According to statistics, about 757,000 jobs were lost across the state in April—a record and the state unemployment rate peaked at 15.3 percent—compared to an average of about 14.7 percent across the country. Economist predict the unemployment rate will remain perched at about 15 percent through the end of the year. The hardest hit industries include leisure and hospitality, trade, transportation and education with the loss of  more than half a million jobs. About $3.4 billion has been paid out in jobless benefits—a figure state economists said will continue to rise throughout the summer and fall.
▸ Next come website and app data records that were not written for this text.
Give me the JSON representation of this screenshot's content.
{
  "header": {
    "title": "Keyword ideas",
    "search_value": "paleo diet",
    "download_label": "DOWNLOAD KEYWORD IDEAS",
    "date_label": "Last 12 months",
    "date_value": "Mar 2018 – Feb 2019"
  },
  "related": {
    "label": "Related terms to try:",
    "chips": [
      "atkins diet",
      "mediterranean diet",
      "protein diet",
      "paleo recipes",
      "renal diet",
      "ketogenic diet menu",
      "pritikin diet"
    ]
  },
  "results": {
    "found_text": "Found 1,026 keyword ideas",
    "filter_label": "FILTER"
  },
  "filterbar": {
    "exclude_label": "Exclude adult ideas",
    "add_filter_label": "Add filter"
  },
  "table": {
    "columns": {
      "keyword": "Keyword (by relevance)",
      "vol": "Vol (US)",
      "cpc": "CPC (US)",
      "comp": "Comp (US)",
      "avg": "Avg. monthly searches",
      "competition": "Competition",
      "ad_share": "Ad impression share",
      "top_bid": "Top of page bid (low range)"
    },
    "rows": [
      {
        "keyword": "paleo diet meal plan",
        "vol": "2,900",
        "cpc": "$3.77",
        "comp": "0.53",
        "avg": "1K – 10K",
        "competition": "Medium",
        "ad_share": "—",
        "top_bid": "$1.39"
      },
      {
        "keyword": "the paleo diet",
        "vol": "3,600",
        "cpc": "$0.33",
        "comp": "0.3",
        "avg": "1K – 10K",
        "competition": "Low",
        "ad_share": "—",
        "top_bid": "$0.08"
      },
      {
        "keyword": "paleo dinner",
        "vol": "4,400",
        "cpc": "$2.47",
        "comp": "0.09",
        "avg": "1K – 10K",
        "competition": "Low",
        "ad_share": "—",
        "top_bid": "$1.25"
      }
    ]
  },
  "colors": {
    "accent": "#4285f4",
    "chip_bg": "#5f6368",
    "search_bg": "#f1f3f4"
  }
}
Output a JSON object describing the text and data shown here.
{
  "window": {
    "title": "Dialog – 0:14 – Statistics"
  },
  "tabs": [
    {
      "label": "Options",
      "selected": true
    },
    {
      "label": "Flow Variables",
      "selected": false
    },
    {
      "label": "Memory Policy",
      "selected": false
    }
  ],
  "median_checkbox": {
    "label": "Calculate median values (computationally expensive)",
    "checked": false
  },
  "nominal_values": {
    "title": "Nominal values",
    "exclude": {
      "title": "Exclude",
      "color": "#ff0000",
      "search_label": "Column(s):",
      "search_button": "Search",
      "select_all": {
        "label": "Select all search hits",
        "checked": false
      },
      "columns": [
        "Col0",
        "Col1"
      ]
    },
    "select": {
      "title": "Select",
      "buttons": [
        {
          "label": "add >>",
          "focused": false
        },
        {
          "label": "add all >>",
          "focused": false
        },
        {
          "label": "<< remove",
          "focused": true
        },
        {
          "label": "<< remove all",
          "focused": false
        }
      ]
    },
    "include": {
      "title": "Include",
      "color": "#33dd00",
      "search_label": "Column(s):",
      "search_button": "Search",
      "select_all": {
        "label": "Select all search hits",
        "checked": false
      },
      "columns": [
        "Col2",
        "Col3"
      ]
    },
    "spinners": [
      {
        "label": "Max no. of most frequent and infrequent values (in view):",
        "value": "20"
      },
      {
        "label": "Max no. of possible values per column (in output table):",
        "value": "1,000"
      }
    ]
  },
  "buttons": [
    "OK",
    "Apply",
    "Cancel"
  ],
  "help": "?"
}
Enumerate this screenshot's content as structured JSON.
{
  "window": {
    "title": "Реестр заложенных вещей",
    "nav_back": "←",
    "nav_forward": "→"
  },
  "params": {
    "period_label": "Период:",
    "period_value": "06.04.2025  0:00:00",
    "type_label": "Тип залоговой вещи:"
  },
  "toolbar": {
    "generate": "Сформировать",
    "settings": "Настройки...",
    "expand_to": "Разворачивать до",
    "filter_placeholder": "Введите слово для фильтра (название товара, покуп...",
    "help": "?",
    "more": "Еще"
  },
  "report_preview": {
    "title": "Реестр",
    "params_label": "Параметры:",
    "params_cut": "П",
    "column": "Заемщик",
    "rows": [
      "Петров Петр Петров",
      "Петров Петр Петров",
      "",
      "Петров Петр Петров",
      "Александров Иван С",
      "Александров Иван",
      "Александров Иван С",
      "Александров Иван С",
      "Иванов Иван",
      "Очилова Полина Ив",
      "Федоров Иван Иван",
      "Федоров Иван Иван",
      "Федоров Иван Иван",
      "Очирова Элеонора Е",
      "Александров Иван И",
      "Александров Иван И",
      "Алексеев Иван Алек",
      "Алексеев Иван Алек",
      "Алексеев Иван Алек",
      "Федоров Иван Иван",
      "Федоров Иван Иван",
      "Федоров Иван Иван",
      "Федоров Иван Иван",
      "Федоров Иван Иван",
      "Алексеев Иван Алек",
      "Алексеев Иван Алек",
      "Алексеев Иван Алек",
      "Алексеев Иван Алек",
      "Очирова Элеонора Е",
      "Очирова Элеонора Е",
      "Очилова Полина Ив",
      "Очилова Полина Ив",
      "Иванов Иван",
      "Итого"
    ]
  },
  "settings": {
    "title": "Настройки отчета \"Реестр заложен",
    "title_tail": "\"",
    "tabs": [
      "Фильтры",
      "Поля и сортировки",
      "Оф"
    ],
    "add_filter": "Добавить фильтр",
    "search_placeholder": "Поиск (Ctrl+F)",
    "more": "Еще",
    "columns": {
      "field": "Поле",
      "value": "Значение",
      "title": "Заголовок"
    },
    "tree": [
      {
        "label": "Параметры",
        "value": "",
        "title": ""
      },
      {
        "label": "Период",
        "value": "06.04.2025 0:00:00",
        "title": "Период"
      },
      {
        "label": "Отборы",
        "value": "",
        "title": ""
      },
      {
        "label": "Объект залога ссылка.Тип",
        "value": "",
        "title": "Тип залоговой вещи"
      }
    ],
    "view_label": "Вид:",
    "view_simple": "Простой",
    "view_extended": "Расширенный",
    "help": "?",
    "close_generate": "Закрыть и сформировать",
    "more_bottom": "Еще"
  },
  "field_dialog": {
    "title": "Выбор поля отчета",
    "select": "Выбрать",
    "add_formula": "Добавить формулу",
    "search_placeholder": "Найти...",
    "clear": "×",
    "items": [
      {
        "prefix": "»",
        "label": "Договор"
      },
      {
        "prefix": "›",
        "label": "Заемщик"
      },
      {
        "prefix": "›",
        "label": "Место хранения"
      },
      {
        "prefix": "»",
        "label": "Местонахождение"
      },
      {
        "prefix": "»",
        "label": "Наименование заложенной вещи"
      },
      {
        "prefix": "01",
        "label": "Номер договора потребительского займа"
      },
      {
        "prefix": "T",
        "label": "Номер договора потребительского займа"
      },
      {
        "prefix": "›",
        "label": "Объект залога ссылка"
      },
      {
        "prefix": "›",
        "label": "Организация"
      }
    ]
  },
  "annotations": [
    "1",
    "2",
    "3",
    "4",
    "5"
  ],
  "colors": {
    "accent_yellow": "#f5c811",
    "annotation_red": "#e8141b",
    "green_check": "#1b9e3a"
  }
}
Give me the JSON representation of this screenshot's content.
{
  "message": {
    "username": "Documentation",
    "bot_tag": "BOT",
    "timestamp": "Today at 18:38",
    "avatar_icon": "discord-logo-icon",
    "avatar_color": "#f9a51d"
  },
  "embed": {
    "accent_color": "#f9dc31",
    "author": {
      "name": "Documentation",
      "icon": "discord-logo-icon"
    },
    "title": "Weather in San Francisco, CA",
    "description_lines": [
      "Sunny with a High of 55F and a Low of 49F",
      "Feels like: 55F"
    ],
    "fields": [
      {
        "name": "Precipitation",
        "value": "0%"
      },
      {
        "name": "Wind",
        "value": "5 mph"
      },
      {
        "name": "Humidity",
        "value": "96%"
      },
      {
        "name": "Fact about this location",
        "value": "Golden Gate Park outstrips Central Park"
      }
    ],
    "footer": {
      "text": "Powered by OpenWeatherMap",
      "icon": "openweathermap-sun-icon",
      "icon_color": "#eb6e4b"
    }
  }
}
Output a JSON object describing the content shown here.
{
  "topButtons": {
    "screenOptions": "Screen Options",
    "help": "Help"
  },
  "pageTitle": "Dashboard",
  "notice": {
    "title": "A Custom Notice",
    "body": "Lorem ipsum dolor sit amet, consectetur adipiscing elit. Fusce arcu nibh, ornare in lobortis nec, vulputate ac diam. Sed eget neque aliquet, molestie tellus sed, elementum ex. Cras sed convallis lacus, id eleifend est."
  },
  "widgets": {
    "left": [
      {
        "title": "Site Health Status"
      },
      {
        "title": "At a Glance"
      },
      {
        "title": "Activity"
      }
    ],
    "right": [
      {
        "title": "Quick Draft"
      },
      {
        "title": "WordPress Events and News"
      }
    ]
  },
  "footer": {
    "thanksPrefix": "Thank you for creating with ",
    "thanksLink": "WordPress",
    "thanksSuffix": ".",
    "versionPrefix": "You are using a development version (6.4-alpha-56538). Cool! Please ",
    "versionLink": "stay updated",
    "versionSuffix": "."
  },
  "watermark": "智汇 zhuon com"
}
During a Thursday afternoon press conference, state labor commissioner Robert Asaro Angelo said, “As our state was succeeding in flattening one curve {COVID-19}, it was natural to see a rise in another {unemployment}.” Asaro Angelo has faced mounting criticism including calls for him to resign as head of the labor from state politicos and constituents—citing ongoing issues in processing unemployment payments. Complaints include the handling of an enormous backlog of claims; computer malfunctions and improper processing of valid claims. For example, one claimant was approved for standard state unemployment benefits through a part time job, when he should have been denied and instead approved for the pandemic unemployment assistance (PUA) as a self-employed individual. The gig worker has filed several appeals online; telephoned the office  and mailed several letters directly to Asaro Angelo. To date, the gig worker has not received a response or benefits for nearly 3 months.

“I'm dead broke and don't know what to do,” he said. “I'm afraid if I certify weekly for the regular unemployment I was approved for and should not have been, it would be considered committing unemployment fraud,” he said. “I'm eligible for PUA benefits and not regular unemployment benefits, but I can't get through to anyone to help me get it rectified.”

Lastly,  Asaro Angelo assures claimants that all valid claims will be processed, backdated and paid in full. However, the assurance is too little and too late for thousands of families across the state with no income.

Once recent Facebook message from a family in the central city of  Edison, read, in part, ...''Husband no work, both kids no work,,grandma no money and disabled..if not for my mother in law we would not have food. I'm not asking for money, but for help, PLEASE! How can we get our unemployment benefits? Stimulus? PLEASE HELP US!!